======== Provided data ========

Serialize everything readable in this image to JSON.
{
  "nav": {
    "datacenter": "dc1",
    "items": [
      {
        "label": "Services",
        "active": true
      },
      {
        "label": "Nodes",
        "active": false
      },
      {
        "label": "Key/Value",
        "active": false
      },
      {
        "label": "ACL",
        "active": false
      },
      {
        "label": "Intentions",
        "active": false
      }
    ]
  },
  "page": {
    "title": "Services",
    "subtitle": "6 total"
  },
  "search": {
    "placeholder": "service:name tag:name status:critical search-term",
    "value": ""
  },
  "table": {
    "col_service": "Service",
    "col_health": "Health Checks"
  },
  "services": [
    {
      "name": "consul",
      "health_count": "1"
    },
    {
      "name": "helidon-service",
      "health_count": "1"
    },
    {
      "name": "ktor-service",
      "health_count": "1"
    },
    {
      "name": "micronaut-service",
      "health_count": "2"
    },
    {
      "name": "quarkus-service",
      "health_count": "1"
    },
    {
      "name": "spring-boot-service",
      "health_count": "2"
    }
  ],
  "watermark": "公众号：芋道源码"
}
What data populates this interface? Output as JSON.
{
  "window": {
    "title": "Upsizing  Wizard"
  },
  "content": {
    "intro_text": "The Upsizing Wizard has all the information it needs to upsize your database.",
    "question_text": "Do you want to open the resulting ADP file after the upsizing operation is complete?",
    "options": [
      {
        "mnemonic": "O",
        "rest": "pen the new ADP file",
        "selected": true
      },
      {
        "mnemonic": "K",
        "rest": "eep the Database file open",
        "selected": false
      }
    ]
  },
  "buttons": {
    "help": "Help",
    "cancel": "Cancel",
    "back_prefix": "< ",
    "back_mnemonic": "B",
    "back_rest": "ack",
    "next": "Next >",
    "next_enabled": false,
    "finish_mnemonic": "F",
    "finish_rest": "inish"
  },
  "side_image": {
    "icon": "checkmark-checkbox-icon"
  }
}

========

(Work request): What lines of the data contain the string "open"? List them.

(Solution for this task):
    "question_text": "Do you want to open the resulting ADP file after the upsizing operation is complete?",
        "rest": "eep the Database file open",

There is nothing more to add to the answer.